Can a person with a diagnosis of autism drive?
A medical diagnosis of autism does not mean that a person cannot drive. However, in Australia, an individual with a medical condition that may impact on their ability to drive is required to declare the condition to the relevant authority. In NSW, this is usually declared when the person attempts to obtain their learner licence. The person’s treating doctor, other health professional or family members concerned about the person’s ability to drive may also refer them for an OT driving assessment. This article will outline the process involved for a person with autism to gain their licence.
How can autism affect driving ability?
Autism is a disorder that generally alters how a person processes information from their surroundings. Drivers with autism can regularly have difficulties with perception, spatial awareness, decision-making, following direction, reaction time and sensory modulation problems. While the effects of the condition can vary greatly between individuals, the condition is also commonly correlated with intellectual disabilities or learning difficulties.
What is involved in an OT driving assessment?
Once the person has obtained their learner licence, they can undergo the OT driving assessment. The assessment is split into two parts – the off-road assessment and on-road assessment. Clients with autism frequently require several lessons to become proficient in driving and obtain their provisional licence.
The off-road assessment focuses on analysing the three essential components every driver needs: vision, cognition and physical ability. Any significant deficits in these areas may hinder the person’s driving capacity.
The on-road assessment involves the person driving with the OT and driving instructor. The driving instructor is specially qualified to work with people with medical diagnoses. The client drives for 1 hour, where their capability to drive is assessed in relation to their medical condition. For a person with autism that is only learning to drive, the assessment usually takes the form of a lesson where the fundamentals of driving are taught. Novice drivers with autism usually require ongoing lessons with the rehabilitation driving instructor to build their driving skills, and the OT will develop a lesson plan with specific goals and recommend a specific number of lessons. As long as the person shows continual signs of improvement in their driving ability, lessons will continue until the person is considered ready to take their provisional driving test. However, if the person is observed to stagnate with their driving and does not show ongoing improvement, it may be deemed that ongoing sessions will not be beneficial, and this will be discussed with the client and their family.
What is the OT driving assessment looking at? Why is it necessary?

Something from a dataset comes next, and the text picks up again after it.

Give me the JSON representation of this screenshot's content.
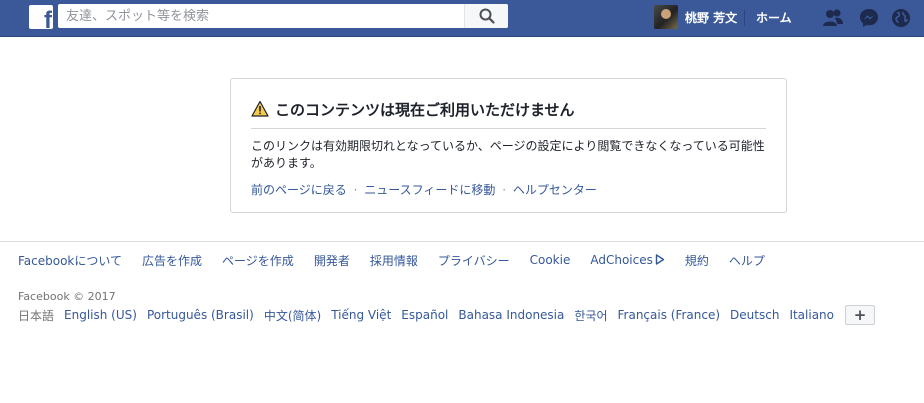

The OT driving assessment is the only systematic process by which a person with a significant and permanent medical condition like autism can be observed during the act of driving. Although a doctor may be concerned about a person’s driving competence, they cannot observe the person driving and thus cannot make the determination if the diagnosis affects their driving. Thus, the role of the OT driving assessment is to comprehensively evaluate how the disorder is affecting their driving ability, if it affects it at all. The assessment and ongoing driving lessons aim to develop the person’s driving skills and help them to reach their driving potential. Minor, non-critical errors that are considered due to the person’s limited driving experience, poor habits or unfamiliarity with the vehicle, are often overlooked. However, critical errors (where the driving instructor is required to physically intervene to prevent a collision) are analysed and worked on. If the person shows the aptitude to take on feedback and improve their driving, lessons will continue.